NEW YORK, United States of America, November 11, 2015
The El Niño global climactic event has wreaked havoc on Ethiopia’s summer rains. This comes on the heels of failed spring rains, and has driven food insecurity, malnutrition and water shortages in affected areas of the country.
Following a rapid assessment in early October, the Government and partners concluded that the number of people requiring emergency food assistance had increased to 8.2 million. There are fears that this figure will continue to grow; efforts are currently underway to further identify the most urgent needs for the coming year.
A well-coordinated response is already underway and expanding rapidly, although the scale of the developing emergency exceeds resources available to date.
“The leadership and commitment of the Government in driving this response has been exceptional,” said Paul Handley, the OCHA Head of Office. “They have already allocated more than US$200 million of their own funds to procure relief items and conduct emergency livestock and water interventions.”
International donors have also been mobilizing resources to fill critical funding gaps and support Government response efforts. Since 30 September, new donor commitments to this emergency exceed US$120 million. This is impressive; however, much more is urgently needed.
“One thing is certain,” said Samir Wanmali, acting Country Director for the UN World Food Programme. “Ethiopia today is far different from the Ethiopia of the past. Ethiopia has a robust disaster risk management system in place to respond to the needs of its people. With the Government’s leadership and support from the international community, we will mitigate the worst of El Nino’s effect. We need to ensure that this natural disaster does not affect the remarkable progress that Ethiopia has made over the past decade.”

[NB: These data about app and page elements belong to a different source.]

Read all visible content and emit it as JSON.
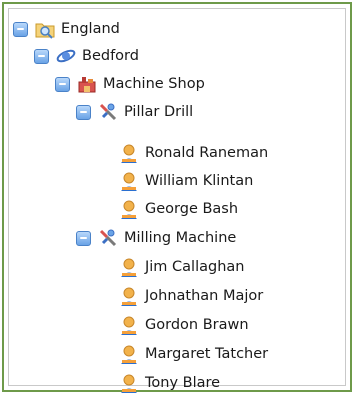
{
  "tree": {
    "root": {
      "label": "England",
      "icon": "folder-search-icon",
      "children": [
        {
          "label": "Bedford",
          "icon": "earth-satellite-icon",
          "children": [
            {
              "label": "Machine Shop",
              "icon": "workshop-icon",
              "children": [
                {
                  "label": "Pillar Drill",
                  "icon": "tools-icon",
                  "children": [
                    {
                      "label": "Ronald Raneman",
                      "icon": "person-icon"
                    },
                    {
                      "label": "William Klintan",
                      "icon": "person-icon"
                    },
                    {
                      "label": "George Bash",
                      "icon": "person-icon"
                    }
                  ]
                },
                {
                  "label": "Milling Machine",
                  "icon": "tools-icon",
                  "children": [
                    {
                      "label": "Jim Callaghan",
                      "icon": "person-icon"
                    },
                    {
                      "label": "Johnathan Major",
                      "icon": "person-icon"
                    },
                    {
                      "label": "Gordon Brawn",
                      "icon": "person-icon"
                    },
                    {
                      "label": "Margaret Tatcher",
                      "icon": "person-icon"
                    },
                    {
                      "label": "Tony Blare",
                      "icon": "person-icon"
                    }
                  ]
                }
              ]
            }
          ]
        }
      ]
    }
  },
  "colors": {
    "frame_border": "#6e9a4a",
    "toggle_fill": "#6aa3e6",
    "person_head": "#f2b24b",
    "person_body": "#2a6fd0"
  }
}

Given the lead times necessary for the procurement of relief items, the Government and its international partners have called for early action to this slow onset natural disaster.
United Nations (UN)